Amanda Claire Buckley is a writer who was once a waitress who was once a philosophy student who was once a musical director for a sketch comedy troupe. Her work has been featured in X-R-A-Y, The Same, and Story Club Magazine. She’s currently an MFA candidate at Sarah Lawrence College and is a contributing editor for the literary journal Pigeon Pages. She can be found on Twitter @aclairebuckley and online at www.amandaclairebuckley.com

In All My Memories Flowers are Taking the Place of Faces by William Bortz

instead of telling you my name / I will unravel my hands from my pockets / and show you what I have lost / those little eternities know me best / they dig their eager claws into my tender belly / and call me to be hungry / I am not ready / I am a removal / I often do not believe morning when it tells me it will arrive with newness in its small mouth / like the steady light of home turning the front porch into a lighthouse / I am uncertain / so do not consider it a blade / to your throat / when I tell you that I am unsure if our eternity will outlive the others / give pain a body / and it will press your arm between your shoulder blades / until you cannot hold who you love anymore / I’ve given pain a whole country / I have tilled its fields and fed the children / until they were plump and perspiring / I fashioned crude knives from steel  / and taught them to dance with the killing thing resting patient in their teeth / something I meant to learn myself / I’ve waited and waited and waited so long and now all I know is surrendering / I am frail and bleached / now I eat only what pain gives me / and slowly / in cool, fragmented light / I am forgetting your face

 

William Bortz is a writer and editor from Des Moines, Iowa. His work has been published in Luck Magazine, 8 Poems, Folded Word, Empty Mirror, The LOVEbook, and others.

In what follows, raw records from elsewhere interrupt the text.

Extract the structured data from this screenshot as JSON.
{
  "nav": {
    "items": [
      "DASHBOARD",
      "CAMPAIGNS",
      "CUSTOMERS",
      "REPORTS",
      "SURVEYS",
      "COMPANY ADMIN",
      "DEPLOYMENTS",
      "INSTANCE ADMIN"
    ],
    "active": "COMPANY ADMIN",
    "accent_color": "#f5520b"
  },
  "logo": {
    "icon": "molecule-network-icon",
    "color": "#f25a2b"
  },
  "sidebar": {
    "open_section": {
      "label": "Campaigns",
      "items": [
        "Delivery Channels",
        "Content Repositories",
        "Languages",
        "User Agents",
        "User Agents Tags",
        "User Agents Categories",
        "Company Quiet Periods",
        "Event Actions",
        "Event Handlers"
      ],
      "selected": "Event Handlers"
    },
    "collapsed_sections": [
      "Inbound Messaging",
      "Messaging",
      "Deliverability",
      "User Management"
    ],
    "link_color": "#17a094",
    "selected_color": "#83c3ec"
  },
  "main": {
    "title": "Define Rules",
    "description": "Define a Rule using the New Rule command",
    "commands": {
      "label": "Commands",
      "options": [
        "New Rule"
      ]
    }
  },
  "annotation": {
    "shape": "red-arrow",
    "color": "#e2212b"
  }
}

Port Town/El Pueblo del Puerto by Édgar Omar Avilés (translated by Toshiya Kamei)

After the tsunami, in the port town some mermaids comb their hair in bathtubs, others swim at the bottom of tequila glasses, drivers see them reflected in their rear view mirrors, housewives find them when they open cans of sardines, the radio interrupts cumbia and lets the enigma of their songs be heard, children find them while playing hide and seek, the parish priest assures that a swarm of them goes to church and seduces angels on rainy nights.

After the tsunami, the port town remained under water, and the mermaids are terrified that this human memory still lingers under the sea.

* * *

Luego del tsunami, en el pueblo del puerto hay sirenas peinándose en las bañeras, otras nadan en el fondo de los vasos de tequila, los conductores las ven reflejadas en los espejos retrovisores, las amas de casa las encuentran al abrir una lata de sardinas, en la radio la cumbia se interrumpe y se escucha el enigma de sus cantos, los niños las descubren jugando escondidillas, el párroco asegura que en las noches de lluvia un ejército de ellas va a la iglesia y seduce a los ángeles.

Luego del tsunami, el pueblo del puerto quedó sumergido, y a las sirenas les aterra que aún persista aquel recuerdo humano bajo el mar.

 

Born in Morelia, Michoacán in 1980, Édgar Omar Avilés has authored several books, including the story collections Cabalgata en duermevela (2011) and No respiramos: Inflamos fantasmas (2014), as well as the novels Guiichi (2008) and Efecto vudú (2018). His short stories have appeared in various journals and anthologies, including The Airgonaut, New Flash Fiction Review, and Queen Mob’s Teahouse.